Many clubs and training organizations have established requirements for becoming an instructor. Many require having taught with an instructor for a period of time prior to teaching a class alone. Others require a UD title (not degree) on a dog before teaching even a basic class. Most require having taken a dog through a basic or novice class along with having earned a CD title. Some people are better trainers than others, while others are better teachers. Which is most important? The best is the person who excels at both. Unfortunately that leaves the majority of us out in the cold. Here are some considerations.
A person who has trained one or more of his own dogs to a UD title is hopefully aware of the problems that can pop up in advanced training and what can be done in early training to avoid them. In addition, he can see how certain training approaches in early training can create problems later. In most cases students don’t get bitten by the bug until after they have been through a class or two. It is wise not to let something slide that might cause problems later and the experienced instructor can spot them.
Regardless of how good a trainer you are, if you can’t effectively communicate with people, that experience remains untapped. Teachers who can explain so that all can understand are the most effective. Consider how you felt as a student and try to anticipate questions and develop clear explanations so as to supply them in your initial presentation.
Learn to explain how to teach an exercise so that the student can do it as well as you. All too often an instructor can take a dog and get the desired response. Yet the student has difficulty. Instructors rely on years of experience and gut feelings when working with a strange dog. Learn how to put those feelings into words so that others can benefit from that experience.
Trial preparation and most advanced classes should be left to those who have been there. This is one place where there is little substitute for experience. It is difficult to explain the ins and outs of competition unless you have been there and while many instructors who have not competed have had students to earn titles with high scores, their knowledge would be that much greater having had the experience themselves.
A good and effective instructor is a student himself. Without some outside input we can become very stale in our teaching. Exposure to the ideas of others always helps develop greater diversity in approach. Educational experiences are plentiful with all the clinics and seminars avail-able. Books on training and behavior provide good background information. Check with local veterinary associations to see if you can attend continuing education programs which are available.
We spend so much time learning about dogs that we sometimes lose sight of the fact that we deal primarily with people. Many companies and community colleges offer classes in people motivation and management. These can provide invaluable insight on dealing with people and being a more effective motivator and communicator. Learning what motivates people can lead to a more productive class.
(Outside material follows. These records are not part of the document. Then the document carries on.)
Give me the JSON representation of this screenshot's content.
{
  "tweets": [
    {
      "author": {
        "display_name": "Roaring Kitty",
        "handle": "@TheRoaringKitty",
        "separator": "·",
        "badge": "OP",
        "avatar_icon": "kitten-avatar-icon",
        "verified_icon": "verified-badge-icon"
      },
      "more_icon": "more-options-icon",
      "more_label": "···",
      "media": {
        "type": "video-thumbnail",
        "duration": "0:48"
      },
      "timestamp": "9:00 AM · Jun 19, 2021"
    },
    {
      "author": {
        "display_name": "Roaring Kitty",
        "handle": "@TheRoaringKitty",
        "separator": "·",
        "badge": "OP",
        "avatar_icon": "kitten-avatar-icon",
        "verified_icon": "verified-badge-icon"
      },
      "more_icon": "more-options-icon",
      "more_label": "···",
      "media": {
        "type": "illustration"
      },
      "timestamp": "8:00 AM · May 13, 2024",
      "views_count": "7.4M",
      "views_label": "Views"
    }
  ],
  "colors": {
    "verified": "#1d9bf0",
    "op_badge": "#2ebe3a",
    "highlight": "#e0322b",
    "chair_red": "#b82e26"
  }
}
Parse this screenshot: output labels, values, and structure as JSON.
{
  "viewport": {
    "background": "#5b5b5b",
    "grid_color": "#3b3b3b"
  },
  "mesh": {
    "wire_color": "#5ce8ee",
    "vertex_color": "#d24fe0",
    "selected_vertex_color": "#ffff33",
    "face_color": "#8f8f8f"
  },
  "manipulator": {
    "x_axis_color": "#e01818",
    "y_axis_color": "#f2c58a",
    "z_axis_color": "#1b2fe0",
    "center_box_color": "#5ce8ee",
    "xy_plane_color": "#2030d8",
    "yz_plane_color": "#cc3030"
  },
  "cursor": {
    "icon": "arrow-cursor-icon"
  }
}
Experience, good communication skills, to say which is most important to being a good instructor is difficult. The best have both.
©1985 W. Herbert Morrison, III